 In Railroad Revenue Adequacy—2017 Determination, EP 552 (Sub-No. 22) et al. (STB served Dec. 6, 2018), the Board, after seeking public comment, adopted its proposal to make one-time adjustments to its 2017 annual cost-of-capital determination, revenue adequacy determination, and Uniform Railroad Costing System calculations to remove the accounting impacts of the Tax Cuts and Jobs Act, Pub. L. No. 115-97, 131 Stat. 2054 (2017), on rail carriers’ deferred tax liability to more accurately reflect the rail carriers’ financial state for 2017. In that decision, the Board ordered the Class I carriers to file recalculated figures with the accounting impacts removed for any R-1 reporting schedule affected by the Board’s one-time adjustments. The carriers’ submitted revised schedules, including Schedule 210 (Results of Operations), which impacts the Weighted Average State Tax Rates used in RSAM. Consistent with other recent determinations, this decision reflects the recalculated figures submitted by the carriers. See Quarterly Rail Cost Adjustment Factor, EP 290 (Sub-No. 5) (STB served Mar. 20, 2019).
 Aff’d sub nom.
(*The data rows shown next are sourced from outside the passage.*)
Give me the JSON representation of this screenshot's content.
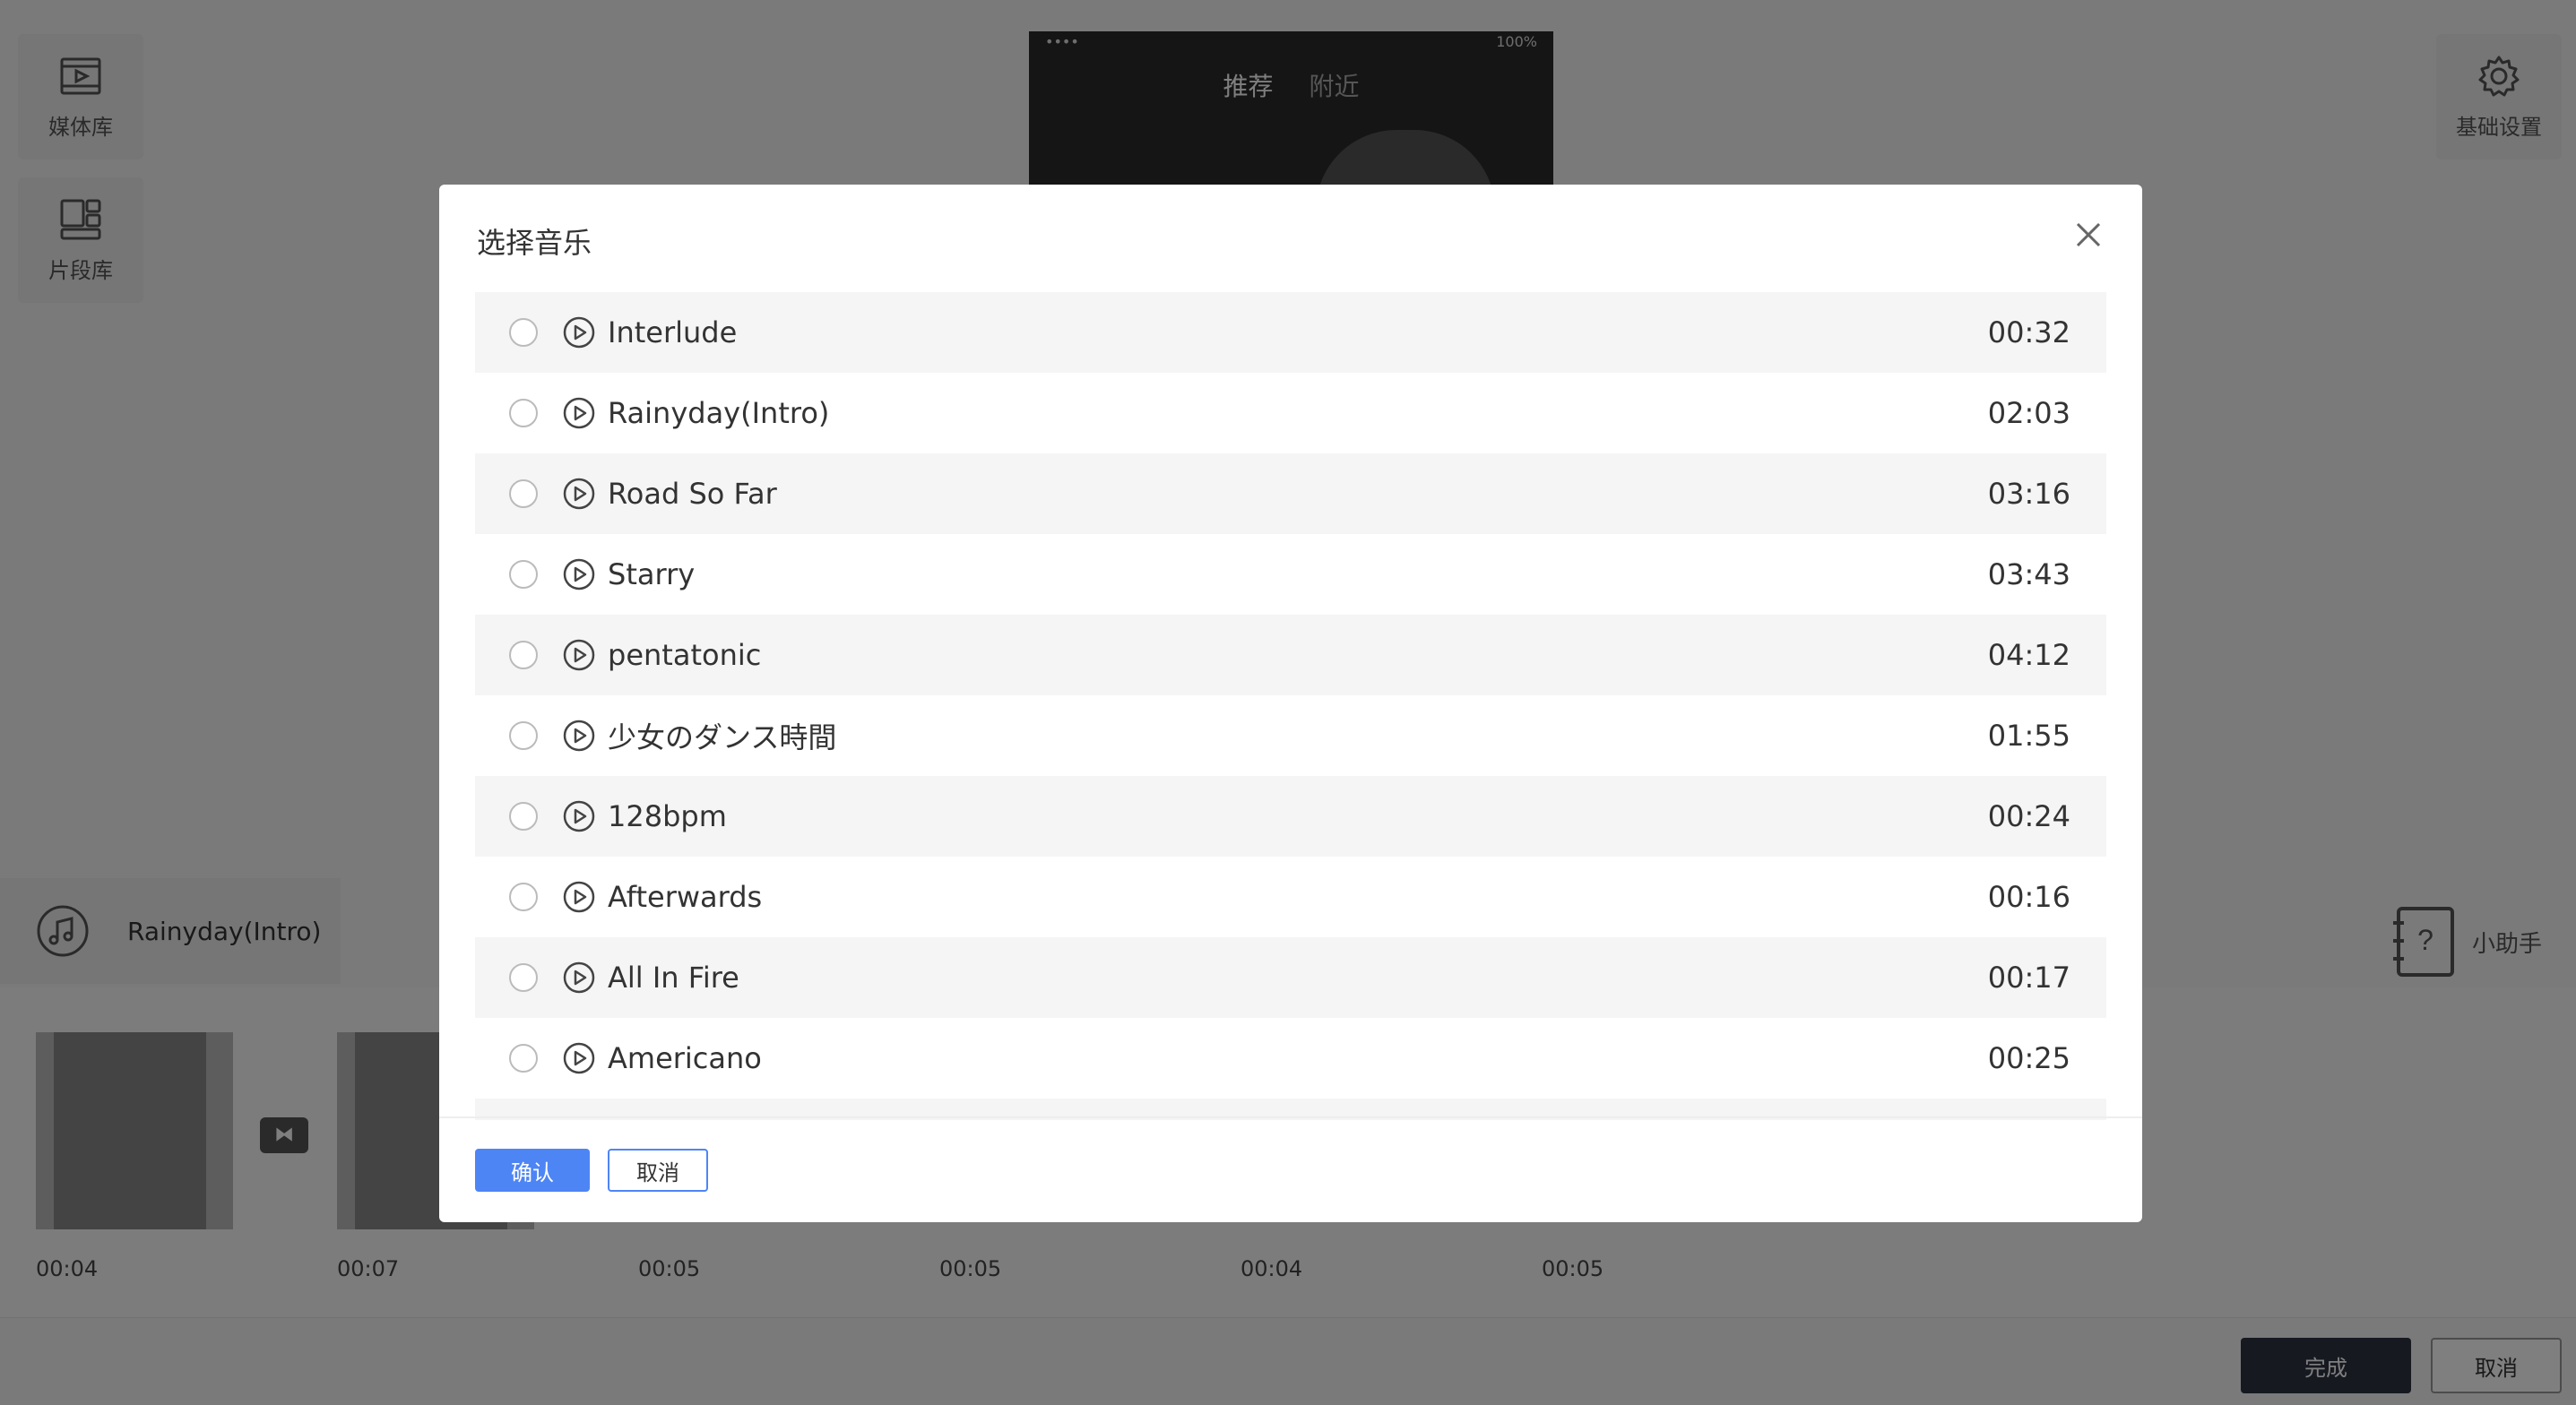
{
  "sidebar": {
    "media_library": "媒体库",
    "clip_library": "片段库",
    "basic_settings": "基础设置",
    "helper": "小助手"
  },
  "preview": {
    "status_signal": "••••",
    "status_battery": "100%",
    "tab_recommend": "推荐",
    "tab_nearby": "附近"
  },
  "current_music": "Rainyday(Intro)",
  "timeline": {
    "clip_times": [
      "00:04",
      "00:07",
      "00:05",
      "00:05",
      "00:04",
      "00:05"
    ]
  },
  "footer": {
    "done": "完成",
    "cancel": "取消"
  },
  "dialog": {
    "title": "选择音乐",
    "confirm": "确认",
    "cancel": "取消",
    "tracks": [
      {
        "name": "Interlude",
        "duration": "00:32"
      },
      {
        "name": "Rainyday(Intro)",
        "duration": "02:03"
      },
      {
        "name": "Road So Far",
        "duration": "03:16"
      },
      {
        "name": "Starry",
        "duration": "03:43"
      },
      {
        "name": "pentatonic",
        "duration": "04:12"
      },
      {
        "name": "少女のダンス時間",
        "duration": "01:55"
      },
      {
        "name": "128bpm",
        "duration": "00:24"
      },
      {
        "name": "Afterwards",
        "duration": "00:16"
      },
      {
        "name": "All In Fire",
        "duration": "00:17"
      },
      {
        "name": "Americano",
        "duration": "00:25"
      }
    ]
  },
  "colors": {
    "primary": "#4e85f5",
    "dark_button": "#2c3340"
  }
}
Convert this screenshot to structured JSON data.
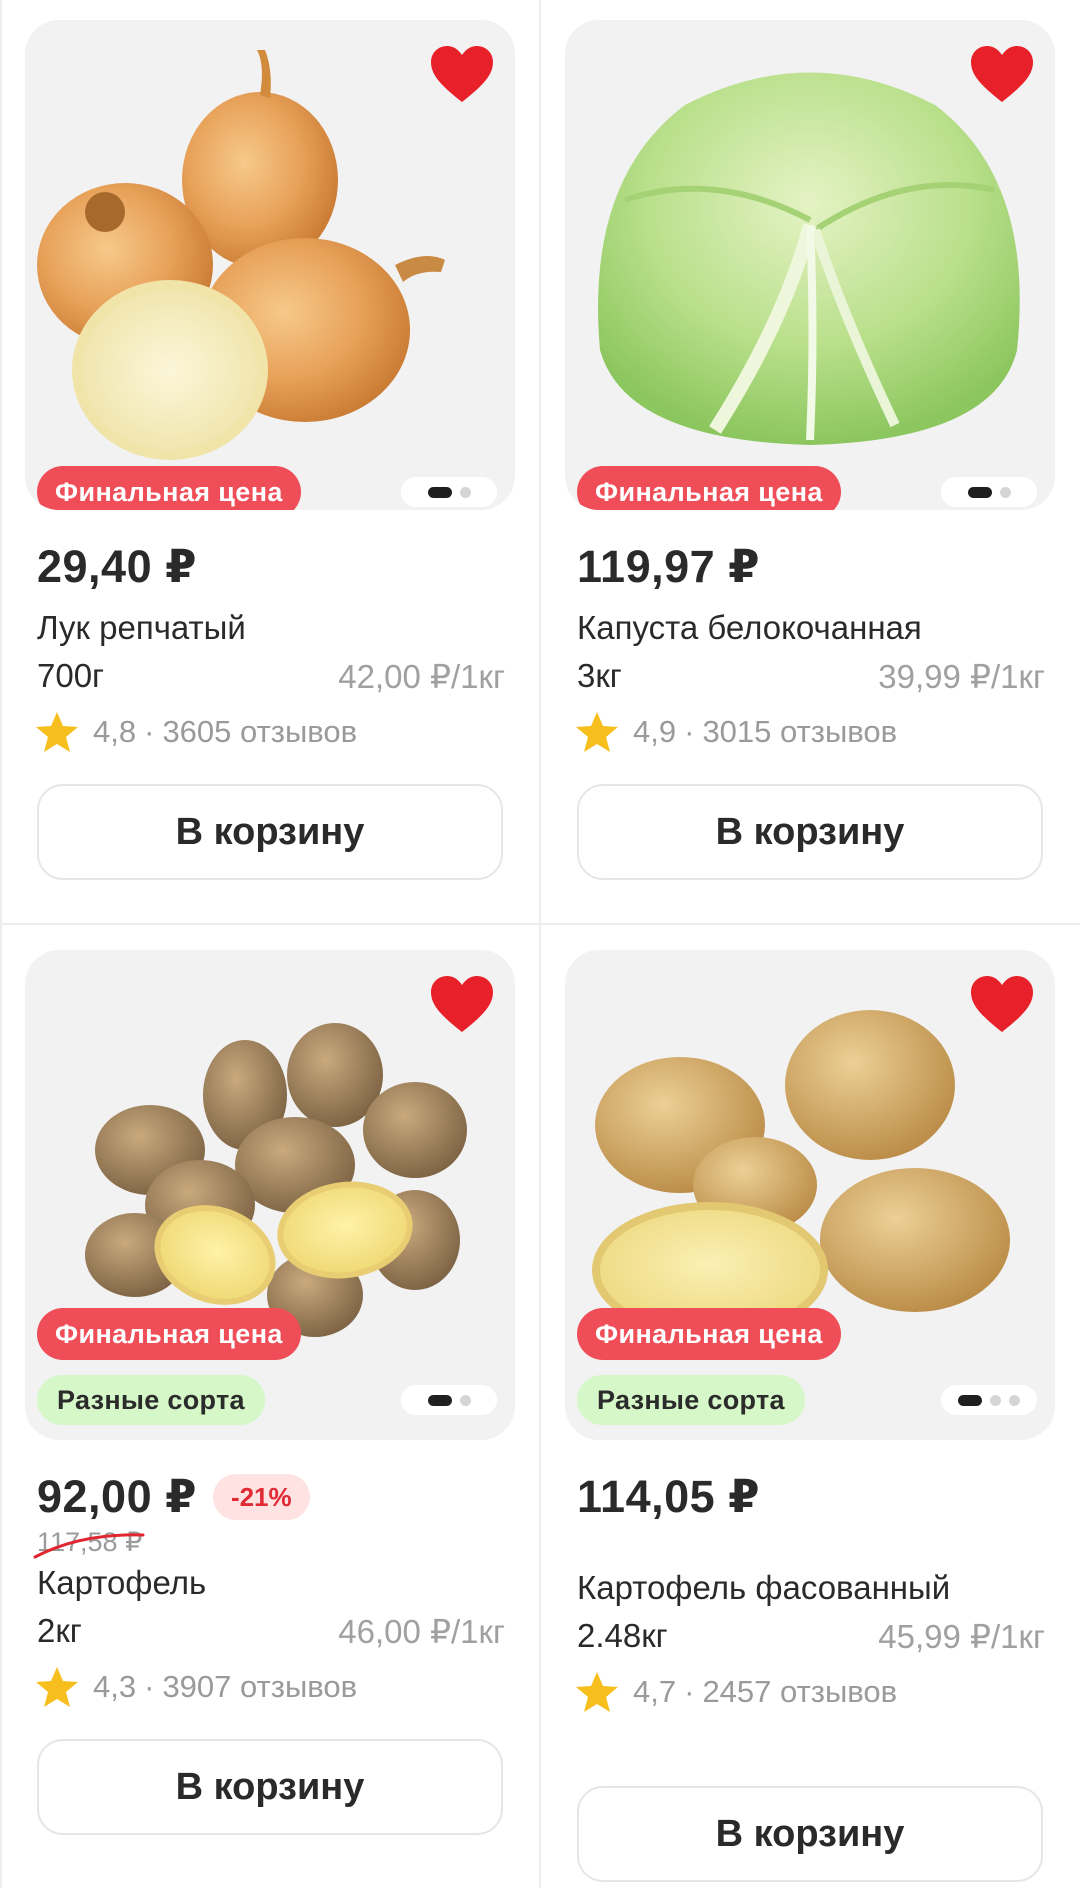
{
  "products": [
    {
      "name": "Лук репчатый",
      "price": "29,40 ₽",
      "weight": "700г",
      "unit_price": "42,00 ₽/1кг",
      "rating": "4,8",
      "reviews": "3605 отзывов",
      "badge_final": "Финальная цена",
      "button": "В корзину",
      "dots": 2,
      "active_dot": 1
    },
    {
      "name": "Капуста белокочанная",
      "price": "119,97 ₽",
      "weight": "3кг",
      "unit_price": "39,99 ₽/1кг",
      "rating": "4,9",
      "reviews": "3015 отзывов",
      "badge_final": "Финальная цена",
      "button": "В корзину",
      "dots": 2,
      "active_dot": 1
    },
    {
      "name": "Картофель",
      "price": "92,00 ₽",
      "discount": "-21%",
      "old_price": "117,58 ₽",
      "weight": "2кг",
      "unit_price": "46,00 ₽/1кг",
      "rating": "4,3",
      "reviews": "3907 отзывов",
      "badge_final": "Финальная цена",
      "badge_sort": "Разные сорта",
      "button": "В корзину",
      "dots": 2,
      "active_dot": 1
    },
    {
      "name": "Картофель фасованный",
      "price": "114,05 ₽",
      "weight": "2.48кг",
      "unit_price": "45,99 ₽/1кг",
      "rating": "4,7",
      "reviews": "2457 отзывов",
      "badge_final": "Финальная цена",
      "badge_sort": "Разные сорта",
      "button": "В корзину",
      "dots": 3,
      "active_dot": 1
    }
  ],
  "rating_separator": "·",
  "colors": {
    "badge_final_bg": "#ef4d57",
    "badge_sort_bg": "#d6f7c8",
    "discount_bg": "#ffe2e2",
    "discount_text": "#e02b35",
    "heart": "#e8202a",
    "star": "#f7bf1e"
  },
  "icons": {
    "favorite": "heart-icon",
    "rating": "star-icon"
  }
}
CSX Transp., Inc. v. STB, 568 F.3d 236 (D.C. Cir. 2009), and vacated in part on reh’g, CSX Transp., Inc. v. STB, 584 F.3d 1076 (D.C. Cir. 2009).
 Subsequently, in Rate Regulation Reforms, EP 715 (STB served July 18, 2013), appeal docketed sub nom. CSX Transp., Inc. v. STB, 754 F.3d 1056 (D.C. Cir. 2014), the Board increased the rate relief caps in both the Simplified Stand-Alone Cost test and the Three-Benchmark approach.
 The Waybill Sample is a statistical sampling of railroad waybills that is collected and maintained for use by the Board and by the public (with appropriate restrictions to protect the confidentiality of individual traffic data). See 49 C.F.R. pt. 1244.